Even CIOs are thankful for (some) things
Hospital CIOs get in the spirit of Thanksgiving
It's a hard knock life being a CIO in the healthcare sector. Federal regulations like meaningful use and the ICD-10 switchover have shifted IT teams' priorities away from their typical laundry list of normal, day-to-day tasks.
But, as the responsibilities pile up and overtime hours accumulate, this year as Thanksgiving nears, even CIOs have something to be grateful for. And most often, as expressed by them, it's their teams, their fellow colleagues who make the work they do possible, and yes, even worthwhile.
For Susan Heichert, chief information officer at the 11-hospital Allina Health system in Minneapolis, everyone brings something to the table, even those outside the IT department.
"I'm thankful for the talented clinicians and business folks who have brought their expertise to the health IT profession," she said.
Heichert, who has worked in IT for more than 30 years now, also said both the patients and end users deserve a shout out for their willingness to "try new work flows and technology to advance care."
There is, however, one small thing Heichert said would make her even more thankful this holiday season, and that all comes down to a little more time from ONC.
"I would really be thankful if I could have an extra quarter to meet Stage 2 meaningful use," she said.
Heichert and her team have recently finished attesting to year 2 of Stage 1 meaningful use.
Frank Richards, chief information officer at Geisinger Health System, also gave kudos to his team.
"I am once again reminded how grateful I am for the talented and dedicated team of professionals I have the privilege to work with here at Geisinger," he said. "Whether it's mergers and acquisitions, meaningful use, customer support, or the hundreds of other challenges and initiatives the organization has going on throughout the year, the information services management team and their staffs provide world class service at all levels."
Others also echo Richards' sentiments -- that this year, in particular, it's nice knowing there's a network of colleagues and peers who are working right alongside of you through thick and thin.
"With all of the changes that are being mandated; meaningful use, ICD-10, shifts in the quality reporting requirements, lower reimbursements, it is good to know that I can draw on that network to know that I am not alone in this complicated world," said Ralph Johnson, chief information officer of Franklin Community Health Network in Maine.
"Meaningful use Stage 2 is really 15 different projects, not just one," he added, and "ICD-10 is fraught with the responsibility of reimbursement impacts." So a hardworking, talented team really makes all the difference.
For Joel Vengco, chief information officer at the four-hospital Baystate Health in Massachusetts, it's collaboration that really resonates in his mind this year -- collaboration with competitors which helped to create big things for health IT statewide.
"I am thankful for the collaboration that I have witnessed in western Massachusetts to enable the development of the Pioneer Valley Information Exchange as a community utility to deliver a unified patient record and enhance the quality of care we deliver to our region," he said.
The PVIX currently connect to hospitals, clinics, labs and payers across four counties in Western Massachusetts and will eventually hook up to the Massachusetts statewide health information exchange.
Children's Medical Center CIO Pamela Arora is grateful she and her team earned the 2013 Enterprise HIMSS Davies Award.
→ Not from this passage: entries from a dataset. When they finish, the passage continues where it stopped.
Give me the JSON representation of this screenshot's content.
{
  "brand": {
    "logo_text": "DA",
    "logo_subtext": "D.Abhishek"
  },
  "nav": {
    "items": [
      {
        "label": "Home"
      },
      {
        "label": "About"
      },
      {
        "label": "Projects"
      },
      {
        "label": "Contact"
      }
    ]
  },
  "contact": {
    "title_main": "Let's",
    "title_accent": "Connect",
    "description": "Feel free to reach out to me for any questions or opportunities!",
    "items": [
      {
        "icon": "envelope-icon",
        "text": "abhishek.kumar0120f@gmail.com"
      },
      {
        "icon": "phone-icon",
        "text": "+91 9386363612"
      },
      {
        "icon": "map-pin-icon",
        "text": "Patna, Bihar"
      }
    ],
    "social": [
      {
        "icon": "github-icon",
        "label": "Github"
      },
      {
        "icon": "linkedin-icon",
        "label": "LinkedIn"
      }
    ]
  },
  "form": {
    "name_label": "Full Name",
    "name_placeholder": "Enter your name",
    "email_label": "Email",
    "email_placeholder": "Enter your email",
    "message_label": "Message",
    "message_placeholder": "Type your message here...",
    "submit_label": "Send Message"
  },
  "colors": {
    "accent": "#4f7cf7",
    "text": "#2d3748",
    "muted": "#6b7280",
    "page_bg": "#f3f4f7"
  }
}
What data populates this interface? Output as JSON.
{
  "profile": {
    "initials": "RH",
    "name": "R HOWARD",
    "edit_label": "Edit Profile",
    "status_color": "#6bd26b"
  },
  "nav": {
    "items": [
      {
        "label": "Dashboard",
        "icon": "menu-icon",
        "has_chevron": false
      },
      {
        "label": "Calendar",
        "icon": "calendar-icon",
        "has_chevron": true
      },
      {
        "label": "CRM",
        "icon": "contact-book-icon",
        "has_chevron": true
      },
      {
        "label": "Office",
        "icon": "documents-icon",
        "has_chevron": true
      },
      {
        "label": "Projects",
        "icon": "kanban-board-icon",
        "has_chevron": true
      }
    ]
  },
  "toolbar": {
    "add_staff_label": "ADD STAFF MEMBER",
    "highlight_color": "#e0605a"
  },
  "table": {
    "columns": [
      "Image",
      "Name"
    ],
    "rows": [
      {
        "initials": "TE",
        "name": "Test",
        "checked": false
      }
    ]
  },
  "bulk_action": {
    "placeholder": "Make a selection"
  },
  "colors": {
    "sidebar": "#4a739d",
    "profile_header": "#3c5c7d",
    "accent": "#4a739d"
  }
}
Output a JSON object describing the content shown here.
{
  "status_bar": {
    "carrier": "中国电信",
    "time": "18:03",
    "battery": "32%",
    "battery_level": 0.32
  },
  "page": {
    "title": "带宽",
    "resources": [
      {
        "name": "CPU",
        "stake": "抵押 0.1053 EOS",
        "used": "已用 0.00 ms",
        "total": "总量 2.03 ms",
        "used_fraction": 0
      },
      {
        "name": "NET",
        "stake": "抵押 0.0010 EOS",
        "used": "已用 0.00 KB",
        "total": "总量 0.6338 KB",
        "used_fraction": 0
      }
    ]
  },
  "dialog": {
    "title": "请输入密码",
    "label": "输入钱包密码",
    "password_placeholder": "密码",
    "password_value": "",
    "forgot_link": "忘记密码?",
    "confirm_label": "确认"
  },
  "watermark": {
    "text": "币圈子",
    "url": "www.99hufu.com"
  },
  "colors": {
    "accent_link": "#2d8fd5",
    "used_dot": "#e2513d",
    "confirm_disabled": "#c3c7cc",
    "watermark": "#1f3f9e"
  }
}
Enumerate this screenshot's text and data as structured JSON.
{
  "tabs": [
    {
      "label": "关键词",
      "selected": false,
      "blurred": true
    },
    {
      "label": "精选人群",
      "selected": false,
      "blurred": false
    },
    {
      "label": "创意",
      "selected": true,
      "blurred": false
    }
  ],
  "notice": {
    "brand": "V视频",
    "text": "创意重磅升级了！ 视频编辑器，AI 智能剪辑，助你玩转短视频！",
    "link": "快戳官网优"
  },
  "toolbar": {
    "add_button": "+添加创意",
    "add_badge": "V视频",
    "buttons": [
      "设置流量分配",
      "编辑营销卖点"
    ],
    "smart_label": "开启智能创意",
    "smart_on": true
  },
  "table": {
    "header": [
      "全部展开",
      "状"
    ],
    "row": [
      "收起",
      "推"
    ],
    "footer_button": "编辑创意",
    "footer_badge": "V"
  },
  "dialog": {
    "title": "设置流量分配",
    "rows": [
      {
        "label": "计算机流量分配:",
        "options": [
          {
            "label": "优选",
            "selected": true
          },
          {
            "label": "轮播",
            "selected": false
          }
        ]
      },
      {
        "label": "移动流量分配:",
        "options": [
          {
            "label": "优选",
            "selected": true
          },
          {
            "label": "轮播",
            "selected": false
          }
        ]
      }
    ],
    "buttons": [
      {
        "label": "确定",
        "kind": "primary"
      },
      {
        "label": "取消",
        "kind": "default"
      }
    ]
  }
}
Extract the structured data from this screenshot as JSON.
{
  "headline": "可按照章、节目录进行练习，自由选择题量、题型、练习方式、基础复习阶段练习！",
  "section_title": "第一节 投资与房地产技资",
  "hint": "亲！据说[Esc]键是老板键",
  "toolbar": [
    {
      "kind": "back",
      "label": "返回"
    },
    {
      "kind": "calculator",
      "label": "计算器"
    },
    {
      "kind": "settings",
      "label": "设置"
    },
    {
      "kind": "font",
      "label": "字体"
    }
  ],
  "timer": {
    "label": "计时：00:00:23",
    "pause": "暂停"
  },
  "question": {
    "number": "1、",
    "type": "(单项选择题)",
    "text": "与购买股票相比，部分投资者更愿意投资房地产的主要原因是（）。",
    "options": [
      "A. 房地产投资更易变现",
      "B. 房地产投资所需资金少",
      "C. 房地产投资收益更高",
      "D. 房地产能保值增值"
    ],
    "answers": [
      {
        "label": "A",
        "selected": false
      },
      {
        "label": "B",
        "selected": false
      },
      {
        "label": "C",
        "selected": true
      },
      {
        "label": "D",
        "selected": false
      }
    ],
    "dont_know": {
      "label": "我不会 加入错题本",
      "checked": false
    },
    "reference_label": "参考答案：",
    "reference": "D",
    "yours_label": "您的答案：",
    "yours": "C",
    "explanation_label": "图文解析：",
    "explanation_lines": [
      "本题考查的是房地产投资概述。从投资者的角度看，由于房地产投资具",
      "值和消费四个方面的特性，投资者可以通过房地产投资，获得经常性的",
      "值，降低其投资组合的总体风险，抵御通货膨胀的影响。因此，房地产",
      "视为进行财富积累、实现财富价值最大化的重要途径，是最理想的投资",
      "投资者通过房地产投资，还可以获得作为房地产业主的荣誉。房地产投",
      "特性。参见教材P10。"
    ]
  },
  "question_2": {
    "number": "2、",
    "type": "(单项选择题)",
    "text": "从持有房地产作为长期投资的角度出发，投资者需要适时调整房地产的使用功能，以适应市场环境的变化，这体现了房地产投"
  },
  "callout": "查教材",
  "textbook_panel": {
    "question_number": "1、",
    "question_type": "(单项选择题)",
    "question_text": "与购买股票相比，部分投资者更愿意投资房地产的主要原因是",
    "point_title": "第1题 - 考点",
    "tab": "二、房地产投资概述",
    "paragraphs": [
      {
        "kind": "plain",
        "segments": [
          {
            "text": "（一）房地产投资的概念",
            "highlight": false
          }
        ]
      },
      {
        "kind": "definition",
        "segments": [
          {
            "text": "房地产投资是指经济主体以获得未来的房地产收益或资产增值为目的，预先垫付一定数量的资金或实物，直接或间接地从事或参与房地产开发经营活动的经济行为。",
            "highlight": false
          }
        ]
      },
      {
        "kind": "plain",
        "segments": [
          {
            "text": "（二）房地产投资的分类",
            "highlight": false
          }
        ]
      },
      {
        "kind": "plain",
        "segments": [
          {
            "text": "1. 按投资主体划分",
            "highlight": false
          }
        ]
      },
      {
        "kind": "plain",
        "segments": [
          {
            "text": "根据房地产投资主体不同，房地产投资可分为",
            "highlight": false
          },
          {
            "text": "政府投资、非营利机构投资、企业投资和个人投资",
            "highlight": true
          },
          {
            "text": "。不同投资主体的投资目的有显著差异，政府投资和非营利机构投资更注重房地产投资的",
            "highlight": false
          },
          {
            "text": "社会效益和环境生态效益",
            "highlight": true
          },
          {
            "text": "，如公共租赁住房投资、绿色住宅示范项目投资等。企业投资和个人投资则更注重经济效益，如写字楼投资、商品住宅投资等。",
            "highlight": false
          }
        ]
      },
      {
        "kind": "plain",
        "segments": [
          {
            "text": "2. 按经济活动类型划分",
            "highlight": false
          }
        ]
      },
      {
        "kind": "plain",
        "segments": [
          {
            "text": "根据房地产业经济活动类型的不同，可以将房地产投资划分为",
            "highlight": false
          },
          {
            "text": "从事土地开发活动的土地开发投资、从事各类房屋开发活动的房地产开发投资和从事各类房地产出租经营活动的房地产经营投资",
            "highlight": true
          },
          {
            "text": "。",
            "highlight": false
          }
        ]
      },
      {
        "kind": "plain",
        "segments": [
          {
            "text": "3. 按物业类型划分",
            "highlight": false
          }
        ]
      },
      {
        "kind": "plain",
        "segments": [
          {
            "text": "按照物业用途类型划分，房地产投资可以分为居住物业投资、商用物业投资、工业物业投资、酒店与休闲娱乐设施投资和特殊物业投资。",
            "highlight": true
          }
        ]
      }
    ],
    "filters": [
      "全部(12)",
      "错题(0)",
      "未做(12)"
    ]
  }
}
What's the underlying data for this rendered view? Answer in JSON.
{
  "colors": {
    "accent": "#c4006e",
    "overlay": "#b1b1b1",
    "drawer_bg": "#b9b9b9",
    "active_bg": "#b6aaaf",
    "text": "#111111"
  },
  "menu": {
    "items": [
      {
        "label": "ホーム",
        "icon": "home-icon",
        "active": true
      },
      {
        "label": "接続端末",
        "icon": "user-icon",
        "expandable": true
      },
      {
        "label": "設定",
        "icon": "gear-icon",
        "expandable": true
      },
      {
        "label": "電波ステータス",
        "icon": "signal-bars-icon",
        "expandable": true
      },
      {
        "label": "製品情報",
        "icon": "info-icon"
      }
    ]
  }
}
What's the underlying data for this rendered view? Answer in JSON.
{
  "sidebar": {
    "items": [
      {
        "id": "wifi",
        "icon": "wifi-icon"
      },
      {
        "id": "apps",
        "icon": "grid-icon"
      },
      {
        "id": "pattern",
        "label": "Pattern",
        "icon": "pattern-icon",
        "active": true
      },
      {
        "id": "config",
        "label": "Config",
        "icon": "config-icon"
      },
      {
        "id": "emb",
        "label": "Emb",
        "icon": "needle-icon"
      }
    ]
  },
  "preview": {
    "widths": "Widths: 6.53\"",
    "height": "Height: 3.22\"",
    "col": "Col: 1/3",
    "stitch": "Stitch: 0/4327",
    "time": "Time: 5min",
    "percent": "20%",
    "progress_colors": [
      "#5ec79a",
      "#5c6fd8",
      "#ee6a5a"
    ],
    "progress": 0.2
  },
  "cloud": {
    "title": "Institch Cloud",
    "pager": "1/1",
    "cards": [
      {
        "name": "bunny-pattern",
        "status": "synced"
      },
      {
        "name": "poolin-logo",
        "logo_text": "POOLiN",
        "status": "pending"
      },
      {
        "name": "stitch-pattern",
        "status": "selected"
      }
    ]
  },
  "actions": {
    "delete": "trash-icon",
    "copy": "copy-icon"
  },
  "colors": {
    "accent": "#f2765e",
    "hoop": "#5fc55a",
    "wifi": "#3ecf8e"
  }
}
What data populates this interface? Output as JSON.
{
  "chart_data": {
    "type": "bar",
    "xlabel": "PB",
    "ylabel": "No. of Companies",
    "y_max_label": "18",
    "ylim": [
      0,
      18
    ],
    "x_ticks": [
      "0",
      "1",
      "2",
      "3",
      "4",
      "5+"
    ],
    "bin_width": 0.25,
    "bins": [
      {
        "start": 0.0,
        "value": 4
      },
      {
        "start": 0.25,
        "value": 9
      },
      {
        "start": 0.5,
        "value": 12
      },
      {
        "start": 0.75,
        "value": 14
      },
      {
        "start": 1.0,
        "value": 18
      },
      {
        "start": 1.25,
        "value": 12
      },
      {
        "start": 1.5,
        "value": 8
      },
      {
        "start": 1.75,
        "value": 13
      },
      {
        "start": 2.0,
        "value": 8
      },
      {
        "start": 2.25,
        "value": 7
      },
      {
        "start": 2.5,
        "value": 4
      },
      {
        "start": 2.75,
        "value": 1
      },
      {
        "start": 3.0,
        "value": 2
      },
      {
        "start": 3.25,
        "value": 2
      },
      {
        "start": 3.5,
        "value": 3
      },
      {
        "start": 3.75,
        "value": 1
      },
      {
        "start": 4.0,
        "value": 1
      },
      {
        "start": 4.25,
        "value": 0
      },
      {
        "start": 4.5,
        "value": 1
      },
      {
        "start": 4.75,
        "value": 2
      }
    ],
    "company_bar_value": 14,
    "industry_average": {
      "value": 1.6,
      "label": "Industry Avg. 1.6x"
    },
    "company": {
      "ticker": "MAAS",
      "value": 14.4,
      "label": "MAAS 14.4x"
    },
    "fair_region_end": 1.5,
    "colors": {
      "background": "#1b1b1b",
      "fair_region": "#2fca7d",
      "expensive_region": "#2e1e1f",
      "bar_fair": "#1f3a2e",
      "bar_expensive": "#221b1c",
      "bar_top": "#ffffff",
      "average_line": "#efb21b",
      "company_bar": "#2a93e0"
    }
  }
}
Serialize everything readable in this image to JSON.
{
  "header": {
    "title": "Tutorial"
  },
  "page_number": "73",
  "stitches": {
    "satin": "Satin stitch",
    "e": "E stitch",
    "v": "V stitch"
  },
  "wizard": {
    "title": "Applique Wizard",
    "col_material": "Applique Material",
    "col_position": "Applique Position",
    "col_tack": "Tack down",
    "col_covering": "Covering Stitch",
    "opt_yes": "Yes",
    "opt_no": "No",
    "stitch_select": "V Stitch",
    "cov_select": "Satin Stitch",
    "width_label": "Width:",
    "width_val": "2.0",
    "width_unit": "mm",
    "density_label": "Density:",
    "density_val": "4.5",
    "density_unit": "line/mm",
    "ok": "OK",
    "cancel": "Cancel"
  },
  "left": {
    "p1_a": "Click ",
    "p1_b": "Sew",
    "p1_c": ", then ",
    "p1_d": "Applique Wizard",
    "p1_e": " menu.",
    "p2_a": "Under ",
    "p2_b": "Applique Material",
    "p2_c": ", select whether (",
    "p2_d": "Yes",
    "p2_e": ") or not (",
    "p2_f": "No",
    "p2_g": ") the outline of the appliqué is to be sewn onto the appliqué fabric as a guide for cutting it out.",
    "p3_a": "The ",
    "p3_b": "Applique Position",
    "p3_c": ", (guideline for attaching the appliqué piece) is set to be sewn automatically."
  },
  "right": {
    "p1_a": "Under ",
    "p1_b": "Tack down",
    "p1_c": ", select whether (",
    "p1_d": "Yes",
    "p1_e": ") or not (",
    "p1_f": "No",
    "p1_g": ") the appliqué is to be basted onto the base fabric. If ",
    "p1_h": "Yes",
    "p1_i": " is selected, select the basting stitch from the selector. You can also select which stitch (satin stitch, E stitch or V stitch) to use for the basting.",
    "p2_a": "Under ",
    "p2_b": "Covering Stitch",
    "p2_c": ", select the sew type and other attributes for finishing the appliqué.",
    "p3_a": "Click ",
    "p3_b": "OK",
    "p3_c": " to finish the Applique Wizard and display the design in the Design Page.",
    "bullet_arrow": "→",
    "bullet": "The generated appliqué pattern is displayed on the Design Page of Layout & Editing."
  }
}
The award recognizes excellence in the realm of health IT, specifically for the use of electronic health records to improve patient outcomes.
"This award is a testament to the dedication of our physicians, clinicians and staff, and their desire to fulfill our mission of making life better for children," she said.
Throughout her seven years at Children's, Arora said the mindset of investing in technology as a means to innovate care delivery has really allowed the hospital to improve "quality of care for patients, drive operational and clinical efficiencies within our organization, and prove that a positive return on investment is possible with the adoption of the electronic medical record."